Diarrhea Some puppies may have a little soft stool when they first come home – this can be related to stress, a change of diet, or something more serious. Puppies with soft stool usually still have control over their bowels, and do not generally have an excessive number of bowel movements.
Vomiting Vomiting can be more concerning than diarrhea as it can quickly cause dehydration. Vomiting can also indicate a serious infection, such as parvovirus. If your puppy vomits only once and is otherwise playing, eating and drinking normally, then you can continue to monitor them closely. Make sure they have access to and are drinking fresh water.

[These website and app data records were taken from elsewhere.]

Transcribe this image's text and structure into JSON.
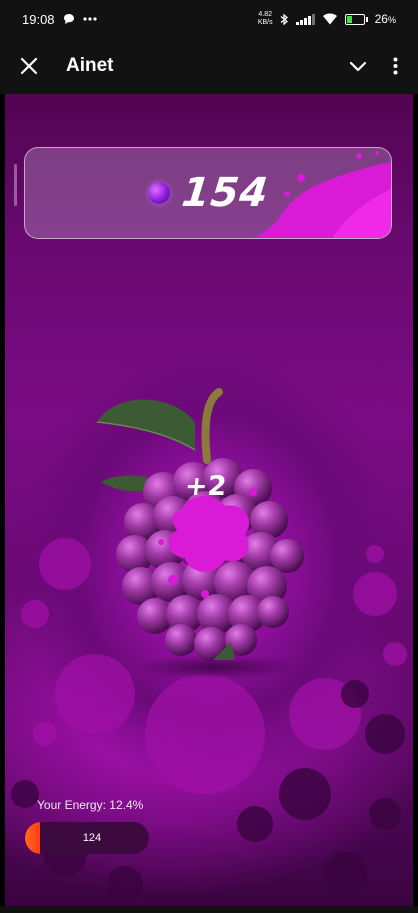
{
  "status_bar": {
    "time": "19:08",
    "net_speed_value": "4.82",
    "net_speed_unit": "KB/s",
    "battery": "26"
  },
  "app_bar": {
    "title": "Ainet",
    "icons": [
      "close-icon",
      "chevron-down-icon",
      "more-vert-icon"
    ]
  },
  "game": {
    "score": "154",
    "tap_reward": "+2",
    "energy_label": "Your Energy: 12.4%",
    "energy_percent": 12.4,
    "energy_value": "124"
  },
  "colors": {
    "accent_magenta": "#d91ad6",
    "energy_orange": "#ff5a1a",
    "background_purple": "#6a0a74"
  }
}
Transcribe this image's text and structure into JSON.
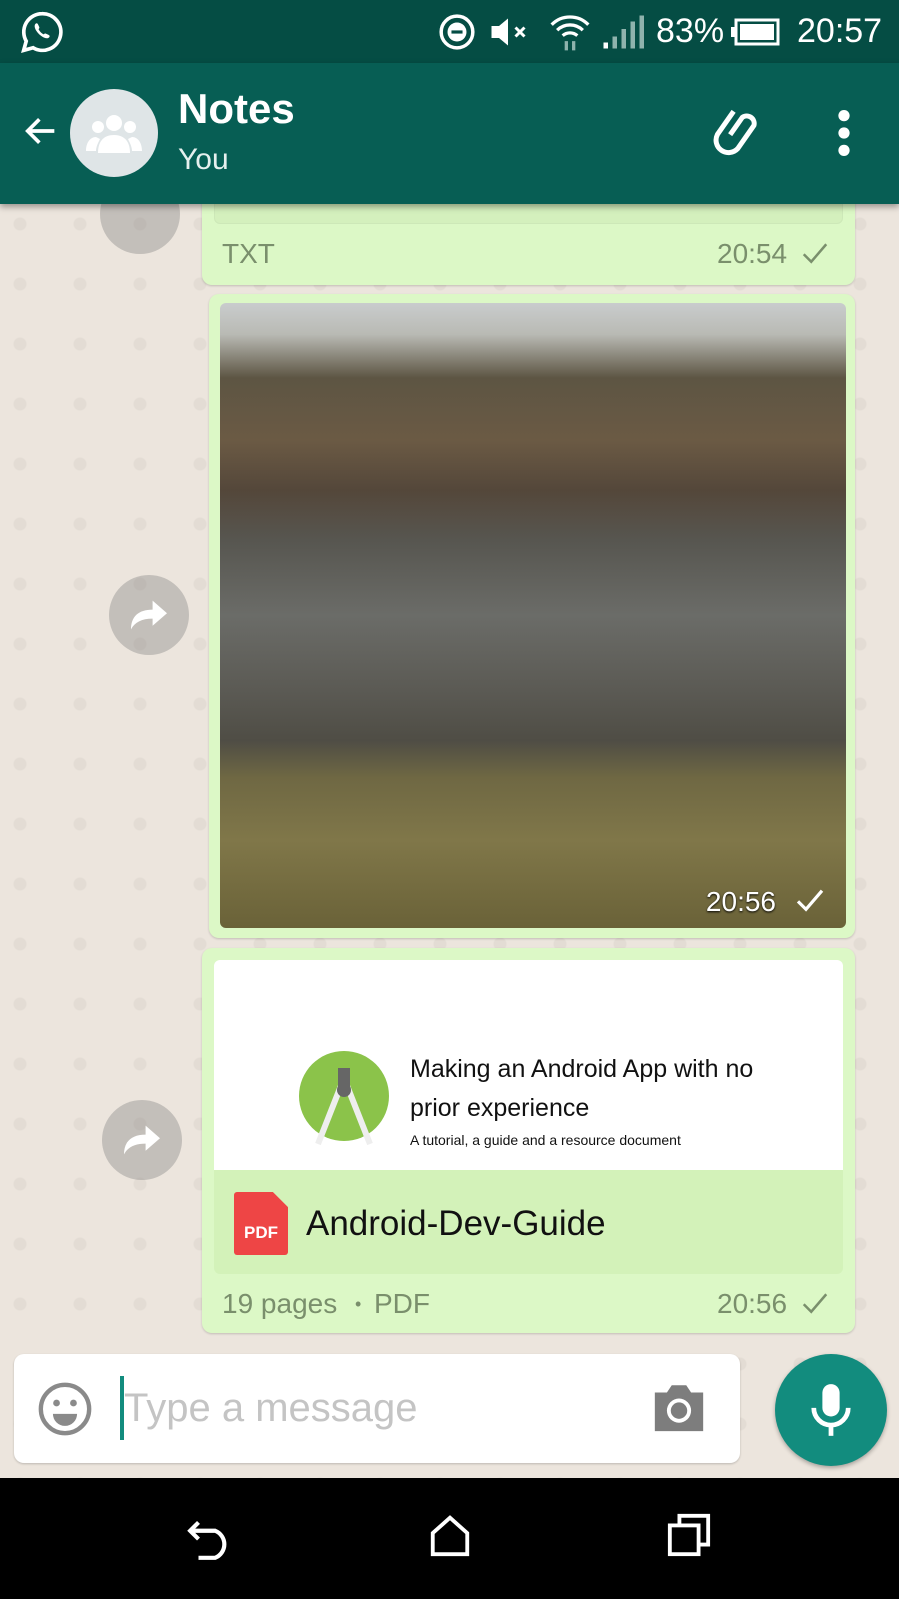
{
  "status_bar": {
    "battery": "83%",
    "time": "20:57",
    "icons": [
      "whatsapp-icon",
      "do-not-disturb-icon",
      "mute-icon",
      "wifi-icon",
      "signal-icon",
      "battery-icon"
    ]
  },
  "header": {
    "title": "Notes",
    "subtitle": "You",
    "icons": [
      "back-arrow-icon",
      "group-avatar-icon",
      "paperclip-icon",
      "more-vert-icon"
    ]
  },
  "messages": [
    {
      "type": "file",
      "file_type": "TXT",
      "time": "20:54",
      "status": "sent"
    },
    {
      "type": "image",
      "time": "20:56",
      "status": "sent"
    },
    {
      "type": "document",
      "preview_title": "Making an Android App with no prior experience",
      "preview_subtitle": "A tutorial, a guide and a resource document",
      "file_name": "Android-Dev-Guide",
      "pages": "19 pages",
      "separator": "•",
      "file_type": "PDF",
      "time": "20:56",
      "status": "sent",
      "badge": "PDF"
    }
  ],
  "composer": {
    "placeholder": "Type a message"
  },
  "colors": {
    "header": "#075e54",
    "status_bar": "#054d44",
    "bubble": "#dcf8c6",
    "mic": "#128c7e",
    "pdf": "#ee4545"
  }
}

Parasites or worms Parasites and worms are very common in puppies, which is why puppies need to be dewormed multiple times. If your puppy has parasites, it doesn’t mean that they were not appropriately dewormed by your breeder. Puppy parasites are a fact of life and they can be persistent! If you see worms in your puppy's stool, or your puppy has soft, smelly stool, be sure to bring in a sample for your puppy’s wellness visit so your veterinarian can take a closer look.

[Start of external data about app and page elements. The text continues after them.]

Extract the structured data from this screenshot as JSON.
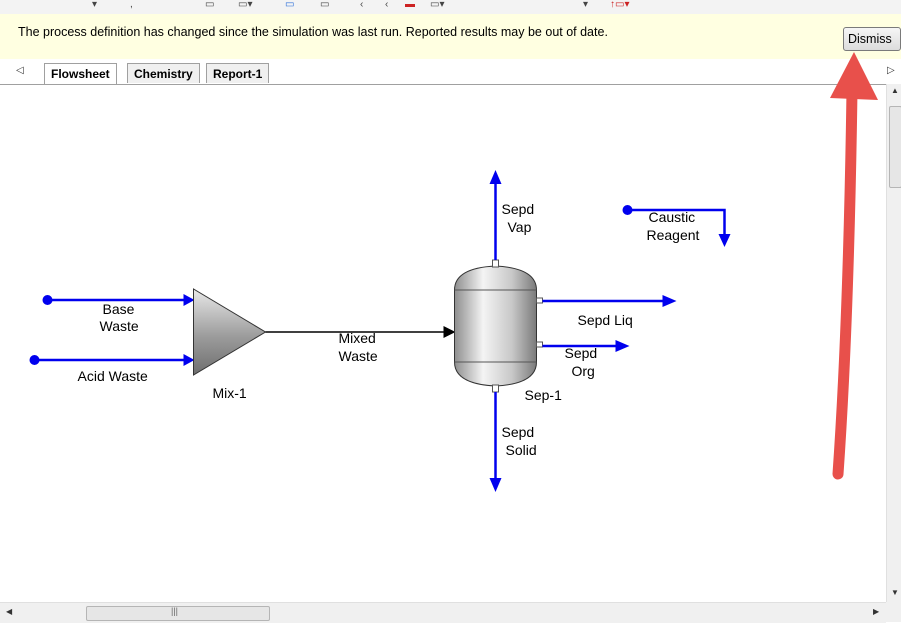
{
  "info_bar": {
    "message": "The process definition has changed since the simulation was last run. Reported results may be out of date.",
    "dismiss_label": "Dismiss"
  },
  "tabs": [
    {
      "label": "Flowsheet",
      "active": true
    },
    {
      "label": "Chemistry",
      "active": false
    },
    {
      "label": "Report-1",
      "active": false
    }
  ],
  "flowsheet": {
    "units": {
      "mixer": "Mix-1",
      "separator": "Sep-1"
    },
    "streams": {
      "base_waste": [
        "Base",
        "Waste"
      ],
      "acid_waste": "Acid Waste",
      "mixed_waste": [
        "Mixed",
        "Waste"
      ],
      "sepd_vap": [
        "Sepd",
        "Vap"
      ],
      "sepd_liq": "Sepd Liq",
      "sepd_org": [
        "Sepd",
        "Org"
      ],
      "sepd_solid": [
        "Sepd",
        "Solid"
      ],
      "caustic_reagent": [
        "Caustic",
        "Reagent"
      ]
    }
  },
  "colors": {
    "stream_blue": "#0000ee",
    "annotation_arrow": "#e8504b",
    "info_bar_bg": "#ffffe1"
  },
  "icons": {
    "tab_scroll_left": "triangle-left-icon",
    "tab_scroll_right": "triangle-right-icon",
    "hscroll_grip": "grip-icon"
  }
}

Warning signs Seek veterinary care if:
Your puppy seems withdrawn, lethargic or painful
Your puppy is not eating or drinking for more than 6-8 hours.
Your puppy has liquid diarrhea that lasts more than 12 hours (seek help sooner if they are also vomiting and/or lethargic)
Your puppy vomits more than 1-2 times in a day, the vomit contains blood (red or dark brown streaks), and/or they also have diarrhea or are lethargic
When is it an emergency? When in doubt, call your veterinarian; puppies are fragile and can decline quickly. If your puppy is eating, drinking, playing and seems lively, then keep a close eye on them. A puppy who is withdrawn or lethargic needs immediate care. If you aren’t sure, you can also reach out to a teletriage veterinarian, who can help you assess whether your puppy should be seen right away.
By Dr. Mikel Delgado, PhD and Dr. Judi Stella, PhD Dr. Mikel Maria Delgado, PhD is Standards & Research Lead at Good Dog. Mikel received her PhD in animal behavior/cognition from the Psychology Department of UC Berkeley, and was a postdoctoral researcher at the UC Davis School of Veterinary Medicine before joining Good Dog. Mikel is a Certified Applied Animal Behaviorist, and has over 20 years of experience working with companion animals. Dr. Judi Stella, PhD is Head of Standards & Research at Good Dog. She earned her bachelor's degree in Animal Sciences from The Pennsylvania State University and her Ph.D. in Comparative and Veterinary Medicine, with an emphasis on applied ethology and animal welfare science, from The Ohio State University College of Veterinary Medicine. She was a USDA Science Fellow with the APHIS-Center for Animal Welfare and a visiting scholar at Purdue University College of Veterinary Medicine.